The goal of Wade in the Water is to compose an image of the impact of the movement for Black lives has since the unrest in Ferguson in the summer and fall of 2014, from snapshots provided by a range of Black interviewees. When this all began, it seemed to some that it would blow over by the next news cycle. Now, some are comparing it to the Civil Rights Movement of the 50s and 60s.

How have individual perspectives shifted? Has the movement driven previously uninterested or ambivalent people towards activism? Has it, at the very least, started to change the way individuals discuss race in the U.S.? This is not a question of How We Talk About Race, in the overarching sense it is often asked in thinkpieces in national newspapers and magazines.

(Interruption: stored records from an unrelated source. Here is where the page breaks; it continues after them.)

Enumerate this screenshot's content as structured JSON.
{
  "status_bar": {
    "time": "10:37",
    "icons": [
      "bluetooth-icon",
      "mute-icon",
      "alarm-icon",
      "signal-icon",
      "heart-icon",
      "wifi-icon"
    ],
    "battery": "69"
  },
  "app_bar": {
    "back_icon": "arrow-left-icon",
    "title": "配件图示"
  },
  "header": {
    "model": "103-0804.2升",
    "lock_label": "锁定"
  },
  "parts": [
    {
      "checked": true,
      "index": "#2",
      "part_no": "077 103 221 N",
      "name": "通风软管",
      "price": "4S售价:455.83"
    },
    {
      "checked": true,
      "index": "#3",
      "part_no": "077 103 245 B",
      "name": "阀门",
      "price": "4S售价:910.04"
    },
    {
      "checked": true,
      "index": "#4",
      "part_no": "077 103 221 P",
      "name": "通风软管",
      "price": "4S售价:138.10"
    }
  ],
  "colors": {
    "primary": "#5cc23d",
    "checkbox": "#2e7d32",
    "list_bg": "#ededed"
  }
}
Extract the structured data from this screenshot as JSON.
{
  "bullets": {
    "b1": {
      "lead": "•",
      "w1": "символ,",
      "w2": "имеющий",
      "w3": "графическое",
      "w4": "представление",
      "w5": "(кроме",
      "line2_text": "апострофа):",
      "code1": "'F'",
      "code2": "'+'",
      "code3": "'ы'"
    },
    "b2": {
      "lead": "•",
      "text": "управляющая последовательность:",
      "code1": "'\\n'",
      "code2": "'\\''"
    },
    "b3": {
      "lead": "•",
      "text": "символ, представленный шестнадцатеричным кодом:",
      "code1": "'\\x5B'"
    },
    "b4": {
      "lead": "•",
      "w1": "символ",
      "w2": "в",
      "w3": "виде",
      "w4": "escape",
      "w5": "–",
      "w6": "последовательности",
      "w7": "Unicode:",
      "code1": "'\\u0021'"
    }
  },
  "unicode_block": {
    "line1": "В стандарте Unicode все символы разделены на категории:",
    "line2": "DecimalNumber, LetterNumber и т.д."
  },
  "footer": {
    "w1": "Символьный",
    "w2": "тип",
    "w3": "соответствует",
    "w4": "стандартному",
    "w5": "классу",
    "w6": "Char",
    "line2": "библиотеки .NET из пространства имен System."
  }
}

Rather, it is a question of individual experiences: what did you think at the time? What do you think now? How did you cope? How have you changed? What change have you seen around you? And, most importantly, is that enough? What, after all, is the end goal of the movement–and how can we achieve it?

As the movement grows and evolves, we’ve seen a range of tactics mobilized to bring America’s racial inequalities to mainstream consciousness, from protests and policy work to journalism and personal essays. Wade in the Water looks to give individuals the opportunity to candidly share their own experiences and ideas, with the goal of painting a multifaceted picture of Black consciousness in America today as we mount another journey towards a more just way of life.

About the Editor

Maya Pascal is a Columbia University alum with a degree in Women’s and Gender Studies. After participating in an oral history project recording the development of Columbia’s Institute for Research on Women, Gender, and Sexuality as an interviewee, she decided to try applying the experience to record the way the movement for Black lives affected her community. Maya was also one of the founding members of Artists Against Police Violence, an online resource for artists to share work around issues in the movement for Black lives.

You can follow her on Twitter at @meetyourm.